Document Detail

Shoulder terminal range eccentric antagonist/concentric agonist strength ratios in overhead athletes.
MedLine Citation:
PMID:  16643195     Owner:  NLM     Status:  MEDLINE    
OBJECTIVE: The agonist-antagonist strength relationship for shoulder external rotation and internal rotation was formerly described by the relatively more functional ratios of eccentric external rotator to concentric internal rotator moments, and eccentric internal rotator to concentric external rotator moments for the entire range of motion. The aim of this study was to provide descriptive data for terminal range eccentric antagonist/concentric agonist rotator cuff strength in overhead athletes. METHOD: The dominant and non-dominant shoulders of 40 asymptomatic military overhead athletes were tested through a range of 20 degrees of external rotation to 90 degrees of internal rotation using the Cybex NORM isokinetic dynamometer at a speed of 90 degrees /s. Differences between the dominant and non-dominant shoulders were assessed using the paired samples t-test. RESULTS: The terminal range ratios during external rotation (20 degrees of internal rotation - 10 degrees of external rotation) were found to be 2.09 and 1.58 for the dominant and non-dominant shoulders, respectively, whereas the terminal range ratios during internal rotation (60-90 degrees of internal rotation) were 1.03 and 1.19 for the dominant and non-dominant shoulders, respectively. These ratio differences between the dominant and non-dominant shoulders were significant (P<0.01 for external and internal rotation). CONCLUSION: The muscle torque ratios of eccentric antagonist/concentric agonist are different between dominant and non-dominant shoulders of skilled overhead athletes at terminal ranges.
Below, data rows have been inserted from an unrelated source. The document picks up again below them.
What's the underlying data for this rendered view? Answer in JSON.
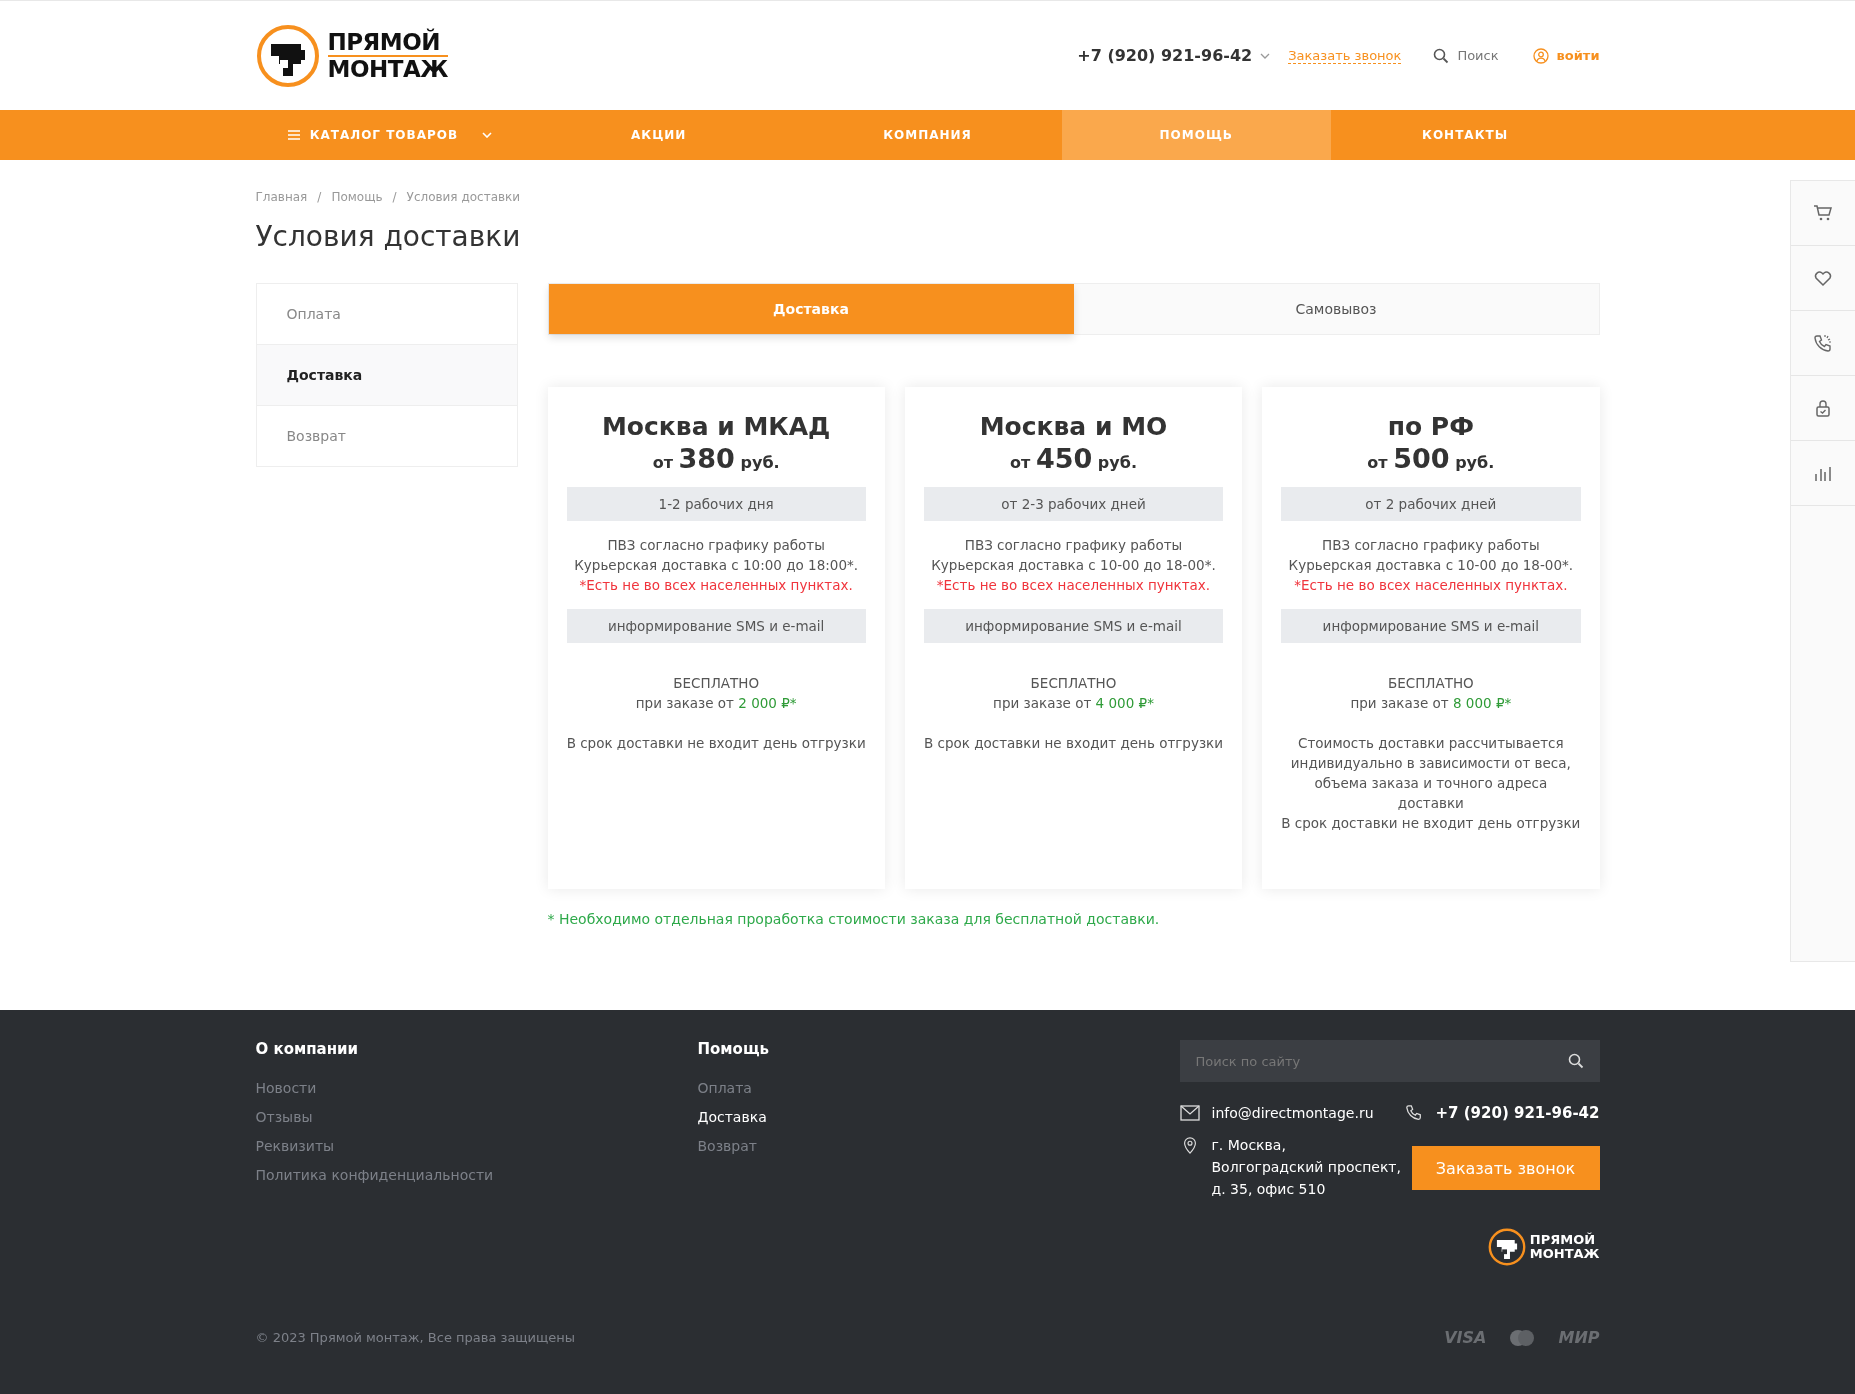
{
  "header": {
    "logo": {
      "line_1": "ПРЯМОЙ",
      "line_2": "МОНТАЖ"
    },
    "phone": "+7 (920) 921-96-42",
    "callback_link": "Заказать звонок",
    "search_label": "Поиск",
    "login_label": "войти"
  },
  "nav": [
    {
      "label": "КАТАЛОГ ТОВАРОВ",
      "kind": "catalog",
      "selected": false
    },
    {
      "label": "АКЦИИ",
      "kind": "link",
      "selected": false
    },
    {
      "label": "КОМПАНИЯ",
      "kind": "link",
      "selected": false
    },
    {
      "label": "ПОМОЩЬ",
      "kind": "link",
      "selected": true
    },
    {
      "label": "КОНТАКТЫ",
      "kind": "link",
      "selected": false
    }
  ],
  "breadcrumbs": [
    "Главная",
    "Помощь",
    "Условия доставки"
  ],
  "breadcrumb_separator": "/",
  "page_title": "Условия доставки",
  "sidebar": {
    "items": [
      {
        "label": "Оплата",
        "selected": false
      },
      {
        "label": "Доставка",
        "selected": true
      },
      {
        "label": "Возврат",
        "selected": false
      }
    ]
  },
  "tabs": [
    {
      "label": "Доставка",
      "selected": true
    },
    {
      "label": "Самовывоз",
      "selected": false
    }
  ],
  "cards": [
    {
      "title": "Москва и МКАД",
      "price_prefix": "от",
      "price": "380",
      "price_suffix": "руб.",
      "term": "1-2 рабочих дня",
      "schedule": [
        "ПВЗ согласно графику работы",
        "Курьерская доставка с 10:00 до 18:00*."
      ],
      "warning": "*Есть не во всех населенных пунктах.",
      "info": "информирование SMS и e-mail",
      "free_label": "БЕСПЛАТНО",
      "free_prefix": "при заказе от",
      "free_amount": "2 000 ₽*",
      "notes": [
        "В срок доставки не входит день отгрузки"
      ]
    },
    {
      "title": "Москва и МО",
      "price_prefix": "от",
      "price": "450",
      "price_suffix": "руб.",
      "term": "от 2-3 рабочих дней",
      "schedule": [
        "ПВЗ согласно графику работы",
        "Курьерская доставка с 10-00 до 18-00*."
      ],
      "warning": "*Есть не во всех населенных пунктах.",
      "info": "информирование SMS и e-mail",
      "free_label": "БЕСПЛАТНО",
      "free_prefix": "при заказе от",
      "free_amount": "4 000 ₽*",
      "notes": [
        "В срок доставки не входит день отгрузки"
      ]
    },
    {
      "title": "по РФ",
      "price_prefix": "от",
      "price": "500",
      "price_suffix": "руб.",
      "term": "от 2 рабочих дней",
      "schedule": [
        "ПВЗ согласно графику работы",
        "Курьерская доставка с 10-00 до 18-00*."
      ],
      "warning": "*Есть не во всех населенных пунктах.",
      "info": "информирование SMS и e-mail",
      "free_label": "БЕСПЛАТНО",
      "free_prefix": "при заказе от",
      "free_amount": "8 000 ₽*",
      "notes": [
        "Стоимость доставки рассчитывается индивидуально в зависимости от веса, объема заказа и точного адреса доставки",
        "В срок доставки не входит день отгрузки"
      ]
    }
  ],
  "footnote": "* Необходимо отдельная проработка стоимости заказа для бесплатной доставки.",
  "side_panel": [
    {
      "kind": "cart"
    },
    {
      "kind": "heart"
    },
    {
      "kind": "phone"
    },
    {
      "kind": "lock"
    },
    {
      "kind": "chart"
    }
  ],
  "footer": {
    "columns": [
      {
        "title": "О компании",
        "links": [
          {
            "label": "Новости",
            "selected": false
          },
          {
            "label": "Отзывы",
            "selected": false
          },
          {
            "label": "Реквизиты",
            "selected": false
          },
          {
            "label": "Политика конфиденциальности",
            "selected": false
          }
        ]
      },
      {
        "title": "Помощь",
        "links": [
          {
            "label": "Оплата",
            "selected": false
          },
          {
            "label": "Доставка",
            "selected": true
          },
          {
            "label": "Возврат",
            "selected": false
          }
        ]
      }
    ],
    "search": {
      "placeholder": "Поиск по сайту"
    },
    "email": "info@directmontage.ru",
    "phone": "+7 (920) 921-96-42",
    "address": "г. Москва, Волгоградский проспект, д. 35, офис 510",
    "callback_button": "Заказать звонок",
    "logo": {
      "line_1": "ПРЯМОЙ",
      "line_2": "МОНТАЖ"
    },
    "copyright": "© 2023 Прямой монтаж, Все права защищены",
    "payments": [
      {
        "kind": "text",
        "label": "VISA"
      },
      {
        "kind": "mastercard"
      },
      {
        "kind": "text",
        "label": "МИР"
      }
    ]
  }
}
This functional assessment of strength testing that reflects dynamic shoulder joint stability during the throwing activity at these specific ranges may provide valuable information either during preventive exercise programs or in the evaluation of the injured shoulder of the overhead athlete. We recommended functional exercises that improve eccentric external rotation strength on the dominant shoulder during the rehabilitation and prevention programs in overhead athletes.
Y Yildiz; T Aydin; U Sekir; M Z Kiralp; B Hazneci; T A Kalyon
Related Documents :
9698005 - Continuous passive motion after repair of the rotator cuff. a prospective outcome study.
25331765 - Oxygen uptake during upper body and lower body wingate anaerobic tests.
25329405 - Impact of exercise and moderate hypoxia on glycemic regulation and substrate oxidation ...
25458425 - Sympathetic neural adaptations to exercise training in humans.
9502345 - Ventilation's role in the decline in vo2max and sao2 in acute hypoxic exercise.
6488225 - Diastolic time during exercise in normal subjects and in patients with coronary artery ...
Publication Detail:
Type:  Journal Article    
Journal Detail:
Title:  Scandinavian journal of medicine & science in sports     Volume:  16     ISSN:  0905-7188     ISO Abbreviation:  Scand J Med Sci Sports     Publication Date:  2006 Jun 
Date Detail:
Created Date:  2006-04-28     Completed Date:  2006-10-27     Revised Date:  2006-11-15    
Medline Journal Info:
Nlm Unique ID:  9111504     Medline TA:  Scand J Med Sci Sports     Country:  Denmark    
Other Details:
Languages:  eng     Pagination:  174-80     Citation Subset:  IM    
Department of Sports Medicine, Gulhane Military Medical, Academy, Ankara, Turkey.
Export Citation:
APA/MLA Format     Download EndNote     Download BibTex
MeSH Terms
Functional Laterality / physiology
Muscle Contraction / physiology*
Muscle, Skeletal / physiology*
Range of Motion, Articular / physiology
Rotator Cuff / physiology
Shoulder Joint / physiology*
Sports / education,  physiology*
Tennis / education,  physiology

From MEDLINE®/PubMed®, a database of the U.S. National Library of Medicine

Previous Document:  Shoulder pain -- a common problem in world-class badminton players.
Next Document:  A new instrument for measuring self-efficacy in patients with an anterior cruciate ligament injury.